The monster-sized garbage truck was headed straight for the horse I was riding down busy Columbus Avenue, at the height of evening rush hour on New York City’s Upper West Side. Gears grinding loudly, the vehicle kept chugging toward us as I maneuvered my horse as close as possible to the parked cars along the curb in an attempt to avoid a truck-horse-human collision.
The perpetually rearing wooden horse still stares out the enormous picture window oblivious to the constant bustle of New York City, just as he’s done since 1912. All around him, the world has changed. The once plentiful shops offering equestrian accouterments to clients with names like Rockefeller and Kennedy have disappeared, leaving Manhattan Saddlery as the sole surviving tack shop in the borough.
It was 8:45 p.m. on a Thursday evening. It was dark, wet and cold outside. I had 24 hours until the chili cook-off fundraiser I’d been planning for the Area II Young Riders, and the anxiety was setting in, as it always does before any function I plan.
I was doing my best to balance my time between my full-time job at Sinead Halpin Eventing, my part-time job at Prestige Saddles, my commitment to Young Riders, my part-time job teaching at River Edge Farm, and my personal commitment to fitness.
After lying about her fitness level much of her adult life, our columnist weighs in with wit and wisdom on the hypocrisy of unhealthy equestrians.
The Board of Directors of the National Sporting Library and Museum has appointed Melanie Leigh Mathewes as its new executive director.
Mathewes served as the executive director of the Hermitage Museum & Gardens in Norfolk, Va., for the last eight years. During her tenure, she oversaw the first strategic plan for the Hermitage, which resulted in numerous improvements in the physical plant and a dramatic increase in membership and visitation.

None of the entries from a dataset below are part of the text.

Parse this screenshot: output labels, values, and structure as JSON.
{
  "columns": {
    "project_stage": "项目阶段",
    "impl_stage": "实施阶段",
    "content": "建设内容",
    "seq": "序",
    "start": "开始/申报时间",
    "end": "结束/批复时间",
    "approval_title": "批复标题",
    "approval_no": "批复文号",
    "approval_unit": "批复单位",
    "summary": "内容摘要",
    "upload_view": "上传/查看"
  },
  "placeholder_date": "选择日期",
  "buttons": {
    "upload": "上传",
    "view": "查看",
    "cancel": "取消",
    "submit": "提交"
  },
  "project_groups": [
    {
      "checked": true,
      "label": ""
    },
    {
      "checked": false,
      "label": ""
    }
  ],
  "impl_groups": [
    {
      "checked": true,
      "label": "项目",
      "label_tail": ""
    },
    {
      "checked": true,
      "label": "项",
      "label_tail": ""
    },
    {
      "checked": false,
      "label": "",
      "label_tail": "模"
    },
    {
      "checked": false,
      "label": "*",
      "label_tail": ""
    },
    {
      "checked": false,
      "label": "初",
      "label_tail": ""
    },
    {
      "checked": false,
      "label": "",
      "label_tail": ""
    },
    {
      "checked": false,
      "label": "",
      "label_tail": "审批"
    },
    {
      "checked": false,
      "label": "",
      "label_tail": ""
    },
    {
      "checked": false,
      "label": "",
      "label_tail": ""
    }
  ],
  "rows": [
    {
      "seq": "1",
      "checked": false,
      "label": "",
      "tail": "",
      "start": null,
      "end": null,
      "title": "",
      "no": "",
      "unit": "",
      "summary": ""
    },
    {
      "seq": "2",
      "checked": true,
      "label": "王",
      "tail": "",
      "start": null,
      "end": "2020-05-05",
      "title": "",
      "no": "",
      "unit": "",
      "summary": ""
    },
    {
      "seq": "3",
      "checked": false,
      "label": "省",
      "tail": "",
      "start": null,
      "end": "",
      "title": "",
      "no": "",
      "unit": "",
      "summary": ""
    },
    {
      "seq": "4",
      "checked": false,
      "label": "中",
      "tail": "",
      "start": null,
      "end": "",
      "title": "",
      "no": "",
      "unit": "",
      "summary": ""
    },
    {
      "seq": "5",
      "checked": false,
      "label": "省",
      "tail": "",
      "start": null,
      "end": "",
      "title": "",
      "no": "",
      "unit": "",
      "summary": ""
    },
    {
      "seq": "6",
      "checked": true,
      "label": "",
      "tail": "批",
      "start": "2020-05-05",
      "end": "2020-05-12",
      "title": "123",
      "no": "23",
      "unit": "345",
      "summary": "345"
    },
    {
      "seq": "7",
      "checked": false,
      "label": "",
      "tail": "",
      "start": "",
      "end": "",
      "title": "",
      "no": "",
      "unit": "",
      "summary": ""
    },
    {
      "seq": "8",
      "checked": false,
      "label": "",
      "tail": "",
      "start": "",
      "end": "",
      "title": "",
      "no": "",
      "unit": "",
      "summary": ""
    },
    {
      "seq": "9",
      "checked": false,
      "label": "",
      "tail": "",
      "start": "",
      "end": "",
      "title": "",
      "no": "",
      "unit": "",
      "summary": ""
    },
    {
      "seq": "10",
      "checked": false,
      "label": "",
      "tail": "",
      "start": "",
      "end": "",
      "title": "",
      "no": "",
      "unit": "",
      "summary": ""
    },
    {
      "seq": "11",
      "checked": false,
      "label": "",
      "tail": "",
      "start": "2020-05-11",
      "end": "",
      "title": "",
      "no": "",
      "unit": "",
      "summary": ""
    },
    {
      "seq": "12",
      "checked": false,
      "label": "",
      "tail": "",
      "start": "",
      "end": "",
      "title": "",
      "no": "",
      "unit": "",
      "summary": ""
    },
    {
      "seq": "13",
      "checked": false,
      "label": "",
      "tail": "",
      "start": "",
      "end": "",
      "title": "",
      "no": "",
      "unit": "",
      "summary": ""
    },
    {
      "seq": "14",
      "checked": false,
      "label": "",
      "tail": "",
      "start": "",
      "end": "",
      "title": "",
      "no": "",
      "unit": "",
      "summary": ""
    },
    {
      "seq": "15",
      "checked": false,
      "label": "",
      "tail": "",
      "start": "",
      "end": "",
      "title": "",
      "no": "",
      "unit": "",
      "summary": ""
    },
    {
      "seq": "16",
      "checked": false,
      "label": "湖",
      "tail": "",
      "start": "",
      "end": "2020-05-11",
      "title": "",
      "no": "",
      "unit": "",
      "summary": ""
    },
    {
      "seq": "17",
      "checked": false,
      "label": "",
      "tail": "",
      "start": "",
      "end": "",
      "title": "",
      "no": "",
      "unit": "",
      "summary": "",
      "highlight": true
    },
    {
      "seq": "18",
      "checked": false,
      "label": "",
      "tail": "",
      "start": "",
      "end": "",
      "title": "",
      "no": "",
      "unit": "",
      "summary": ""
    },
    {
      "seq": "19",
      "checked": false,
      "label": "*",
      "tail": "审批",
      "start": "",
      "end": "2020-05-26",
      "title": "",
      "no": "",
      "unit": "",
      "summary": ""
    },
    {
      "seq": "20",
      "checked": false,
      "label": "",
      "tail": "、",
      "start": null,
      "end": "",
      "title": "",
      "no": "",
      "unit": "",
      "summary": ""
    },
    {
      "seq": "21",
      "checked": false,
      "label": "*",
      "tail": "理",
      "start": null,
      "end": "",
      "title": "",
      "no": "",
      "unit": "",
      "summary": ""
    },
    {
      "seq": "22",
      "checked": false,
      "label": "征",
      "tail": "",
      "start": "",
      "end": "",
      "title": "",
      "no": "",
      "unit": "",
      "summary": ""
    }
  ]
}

Across the nation, equestrian programs built around everything from rodeos to rehoming Thoroughbreds to training wild mustangs are helping rehabilitate the incarcerated.
When Tamio Holmes was sentenced to prison on drug dealing charges in 2003, he hit rock bottom. He’d already spent more than two years behind bars starting in 1998, and now he was facing another eight.
“I felt like, ‘Screw you,’ ” Holmes says of the day the judge sentenced him.
From the moment the War Horse trailer first appeared online, the equestrian community spread the news like wildfire. By November, hype had reached an anticipatory crescendo: “War Horse—is it going to make us cry?”
I’d already received several emails promising tissue-stocked concessions at my local screening, and when at last I found myself in the darkening theater, a couple clad in paddock boots to my right, I resolved that—in case of tears—at least I was amongst compatriots.
Copyright © 2023 The Chronicle of the Horse